• **Assignment**: Write out the listing below again, precisely as it is given.

───── Task data

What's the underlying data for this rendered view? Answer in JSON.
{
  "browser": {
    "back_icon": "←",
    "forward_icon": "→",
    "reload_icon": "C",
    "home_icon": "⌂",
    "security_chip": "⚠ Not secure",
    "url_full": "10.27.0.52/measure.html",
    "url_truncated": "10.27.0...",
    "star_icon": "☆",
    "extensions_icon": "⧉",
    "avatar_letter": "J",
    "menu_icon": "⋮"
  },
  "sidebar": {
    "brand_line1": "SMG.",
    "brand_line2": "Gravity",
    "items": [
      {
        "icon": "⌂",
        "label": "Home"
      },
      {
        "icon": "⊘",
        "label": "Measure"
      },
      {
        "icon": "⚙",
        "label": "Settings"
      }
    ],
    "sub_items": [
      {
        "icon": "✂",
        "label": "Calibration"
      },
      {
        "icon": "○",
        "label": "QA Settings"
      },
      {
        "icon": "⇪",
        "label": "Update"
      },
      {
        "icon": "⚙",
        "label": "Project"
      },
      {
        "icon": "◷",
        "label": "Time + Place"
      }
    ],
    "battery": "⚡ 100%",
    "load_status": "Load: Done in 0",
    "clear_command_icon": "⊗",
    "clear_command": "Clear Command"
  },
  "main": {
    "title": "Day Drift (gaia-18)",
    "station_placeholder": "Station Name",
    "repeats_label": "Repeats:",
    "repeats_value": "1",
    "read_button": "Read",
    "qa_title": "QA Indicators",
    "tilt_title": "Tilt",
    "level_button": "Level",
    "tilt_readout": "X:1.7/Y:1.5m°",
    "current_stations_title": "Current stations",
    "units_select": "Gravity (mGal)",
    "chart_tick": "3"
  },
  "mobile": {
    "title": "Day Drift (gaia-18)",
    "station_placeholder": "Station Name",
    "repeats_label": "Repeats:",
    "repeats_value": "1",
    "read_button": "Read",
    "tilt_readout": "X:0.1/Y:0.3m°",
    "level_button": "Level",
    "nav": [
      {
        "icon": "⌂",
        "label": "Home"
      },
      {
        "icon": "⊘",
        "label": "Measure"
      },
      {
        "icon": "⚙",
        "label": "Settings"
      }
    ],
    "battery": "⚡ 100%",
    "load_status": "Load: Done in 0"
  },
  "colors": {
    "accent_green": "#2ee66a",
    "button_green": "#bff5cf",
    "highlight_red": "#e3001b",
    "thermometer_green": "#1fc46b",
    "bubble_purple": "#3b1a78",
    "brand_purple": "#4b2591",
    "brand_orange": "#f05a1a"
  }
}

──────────

• **Written solution**:
What's the underlying data for this rendered view? Answer in JSON.
{
  "browser": {
    "back_icon": "←",
    "forward_icon": "→",
    "reload_icon": "C",
    "home_icon": "⌂",
    "security_chip": "⚠ Not secure",
    "url_full": "10.27.0.52/measure.html",
    "url_truncated": "10.27.0...",
    "star_icon": "☆",
    "extensions_icon": "⧉",
    "avatar_letter": "J",
    "menu_icon": "⋮"
  },
  "sidebar": {
    "brand_line1": "SMG.",
    "brand_line2": "Gravity",
    "items": [
      {
        "icon": "⌂",
        "label": "Home"
      },
      {
        "icon": "⊘",
        "label": "Measure"
      },
      {
        "icon": "⚙",
        "label": "Settings"
      }
    ],
    "sub_items": [
      {
        "icon": "✂",
        "label": "Calibration"
      },
      {
        "icon": "○",
        "label": "QA Settings"
      },
      {
        "icon": "⇪",
        "label": "Update"
      },
      {
        "icon": "⚙",
        "label": "Project"
      },
      {
        "icon": "◷",
        "label": "Time + Place"
      }
    ],
    "battery": "⚡ 100%",
    "load_status": "Load: Done in 0",
    "clear_command_icon": "⊗",
    "clear_command": "Clear Command"
  },
  "main": {
    "title": "Day Drift (gaia-18)",
    "station_placeholder": "Station Name",
    "repeats_label": "Repeats:",
    "repeats_value": "1",
    "read_button": "Read",
    "qa_title": "QA Indicators",
    "tilt_title": "Tilt",
    "level_button": "Level",
    "tilt_readout": "X:1.7/Y:1.5m°",
    "current_stations_title": "Current stations",
    "units_select": "Gravity (mGal)",
    "chart_tick": "3"
  },
  "mobile": {
    "title": "Day Drift (gaia-18)",
    "station_placeholder": "Station Name",
    "repeats_label": "Repeats:",
    "repeats_value": "1",
    "read_button": "Read",
    "tilt_readout": "X:0.1/Y:0.3m°",
    "level_button": "Level",
    "nav": [
      {
        "icon": "⌂",
        "label": "Home"
      },
      {
        "icon": "⊘",
        "label": "Measure"
      },
      {
        "icon": "⚙",
        "label": "Settings"
      }
    ],
    "battery": "⚡ 100%",
    "load_status": "Load: Done in 0"
  },
  "colors": {
    "accent_green": "#2ee66a",
    "button_green": "#bff5cf",
    "highlight_red": "#e3001b",
    "thermometer_green": "#1fc46b",
    "bubble_purple": "#3b1a78",
    "brand_purple": "#4b2591",
    "brand_orange": "#f05a1a"
  }
}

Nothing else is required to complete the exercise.